"""

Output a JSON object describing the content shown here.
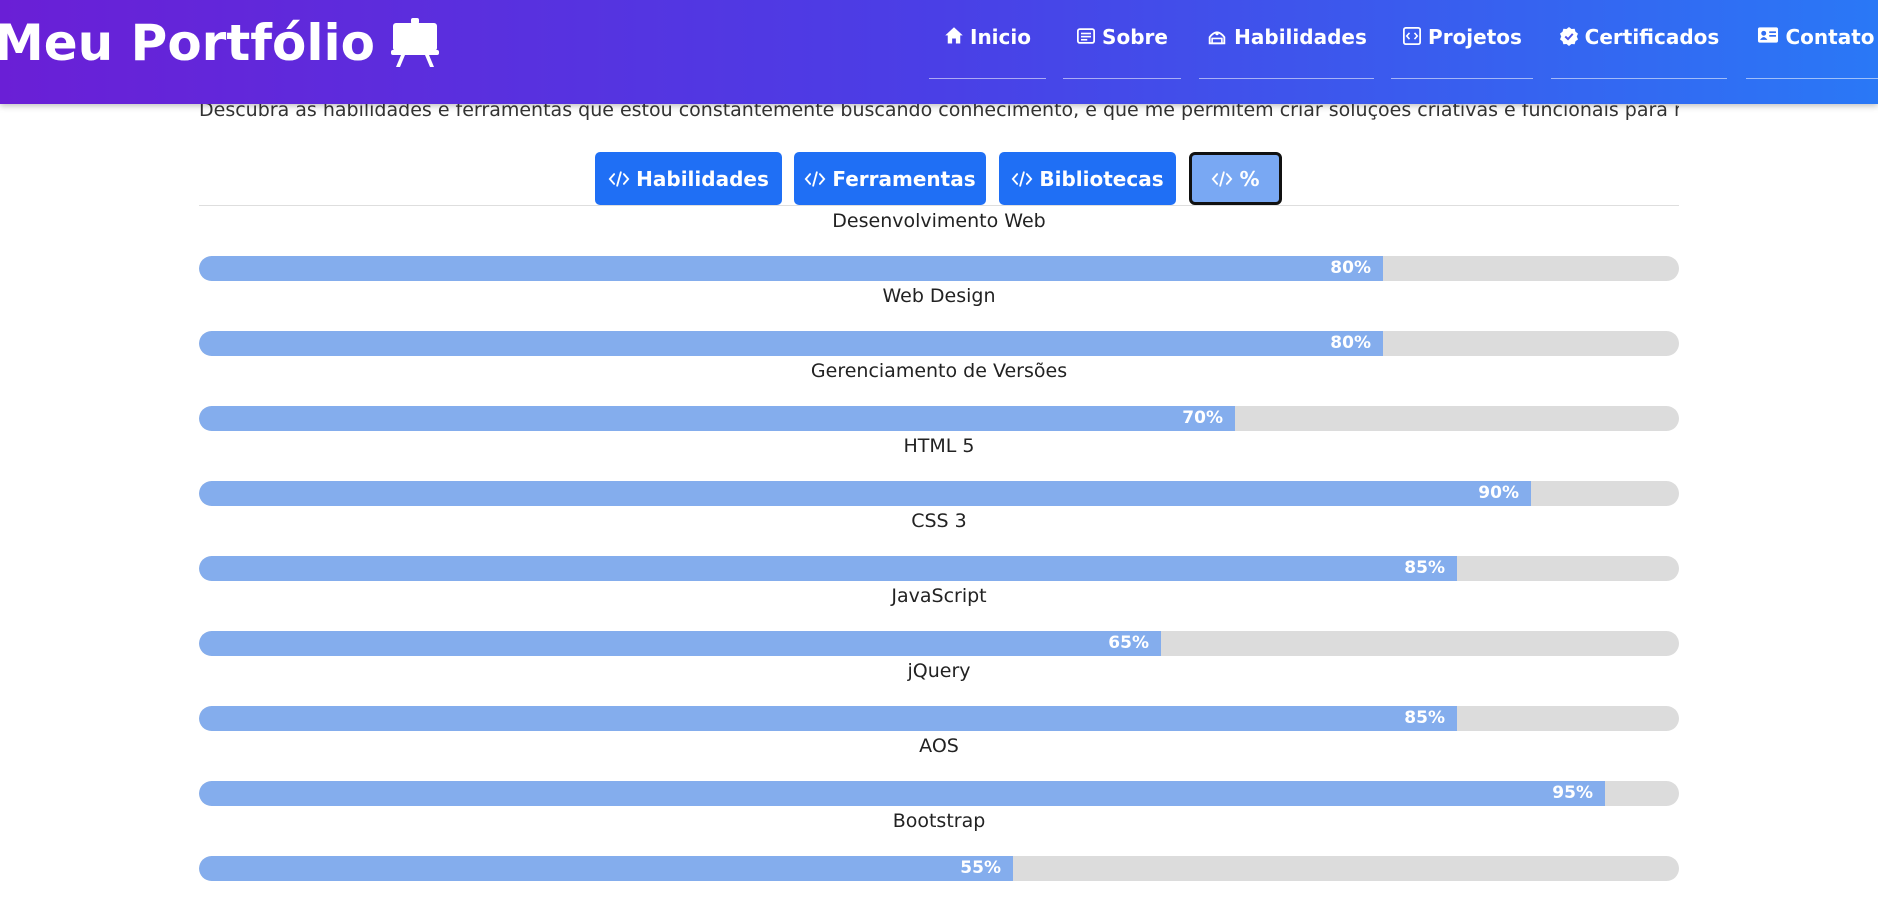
{
  "header": {
    "brand": "Meu Portfólio",
    "brand_icon": "easel-icon",
    "nav": [
      {
        "label": "Inicio",
        "icon": "home-icon"
      },
      {
        "label": "Sobre",
        "icon": "article-icon"
      },
      {
        "label": "Habilidades",
        "icon": "tools-icon"
      },
      {
        "label": "Projetos",
        "icon": "code-square-icon"
      },
      {
        "label": "Certificados",
        "icon": "patch-check-icon"
      },
      {
        "label": "Contato",
        "icon": "contact-card-icon"
      }
    ]
  },
  "intro": "Descubra as habilidades e ferramentas que estou constantemente buscando conhecimento, e que me permitem criar soluções criativas e funcionais para meus projetos.",
  "tabs": [
    {
      "label": "Habilidades",
      "icon": "code-slash-icon",
      "active": false
    },
    {
      "label": "Ferramentas",
      "icon": "code-slash-icon",
      "active": false
    },
    {
      "label": "Bibliotecas",
      "icon": "code-slash-icon",
      "active": false
    },
    {
      "label": "%",
      "icon": "code-slash-icon",
      "active": true
    }
  ],
  "skills": [
    {
      "name": "Desenvolvimento Web",
      "percent": 80,
      "percent_label": "80%"
    },
    {
      "name": "Web Design",
      "percent": 80,
      "percent_label": "80%"
    },
    {
      "name": "Gerenciamento de Versões",
      "percent": 70,
      "percent_label": "70%"
    },
    {
      "name": "HTML 5",
      "percent": 90,
      "percent_label": "90%"
    },
    {
      "name": "CSS 3",
      "percent": 85,
      "percent_label": "85%"
    },
    {
      "name": "JavaScript",
      "percent": 65,
      "percent_label": "65%"
    },
    {
      "name": "jQuery",
      "percent": 85,
      "percent_label": "85%"
    },
    {
      "name": "AOS",
      "percent": 95,
      "percent_label": "95%"
    },
    {
      "name": "Bootstrap",
      "percent": 55,
      "percent_label": "55%"
    }
  ],
  "colors": {
    "nav_gradient_start": "#6a1fd6",
    "nav_gradient_end": "#2a78f6",
    "tab_button": "#1f6ff5",
    "tab_active": "#79a8f3",
    "bar_fill": "#84aded",
    "bar_track": "#dcdcdc"
  }
}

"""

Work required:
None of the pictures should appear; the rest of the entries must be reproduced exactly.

Response below:
Output a JSON object describing the content shown here.
{
  "header": {
    "brand": "Meu Portfólio",
    "brand_icon": "easel-icon",
    "nav": [
      {
        "label": "Inicio",
        "icon": "home-icon"
      },
      {
        "label": "Sobre",
        "icon": "article-icon"
      },
      {
        "label": "Habilidades",
        "icon": "tools-icon"
      },
      {
        "label": "Projetos",
        "icon": "code-square-icon"
      },
      {
        "label": "Certificados",
        "icon": "patch-check-icon"
      },
      {
        "label": "Contato",
        "icon": "contact-card-icon"
      }
    ]
  },
  "intro": "Descubra as habilidades e ferramentas que estou constantemente buscando conhecimento, e que me permitem criar soluções criativas e funcionais para meus projetos.",
  "tabs": [
    {
      "label": "Habilidades",
      "icon": "code-slash-icon",
      "active": false
    },
    {
      "label": "Ferramentas",
      "icon": "code-slash-icon",
      "active": false
    },
    {
      "label": "Bibliotecas",
      "icon": "code-slash-icon",
      "active": false
    },
    {
      "label": "%",
      "icon": "code-slash-icon",
      "active": true
    }
  ],
  "skills": [
    {
      "name": "Desenvolvimento Web",
      "percent": 80,
      "percent_label": "80%"
    },
    {
      "name": "Web Design",
      "percent": 80,
      "percent_label": "80%"
    },
    {
      "name": "Gerenciamento de Versões",
      "percent": 70,
      "percent_label": "70%"
    },
    {
      "name": "HTML 5",
      "percent": 90,
      "percent_label": "90%"
    },
    {
      "name": "CSS 3",
      "percent": 85,
      "percent_label": "85%"
    },
    {
      "name": "JavaScript",
      "percent": 65,
      "percent_label": "65%"
    },
    {
      "name": "jQuery",
      "percent": 85,
      "percent_label": "85%"
    },
    {
      "name": "AOS",
      "percent": 95,
      "percent_label": "95%"
    },
    {
      "name": "Bootstrap",
      "percent": 55,
      "percent_label": "55%"
    }
  ],
  "colors": {
    "nav_gradient_start": "#6a1fd6",
    "nav_gradient_end": "#2a78f6",
    "tab_button": "#1f6ff5",
    "tab_active": "#79a8f3",
    "bar_fill": "#84aded",
    "bar_track": "#dcdcdc"
  }
}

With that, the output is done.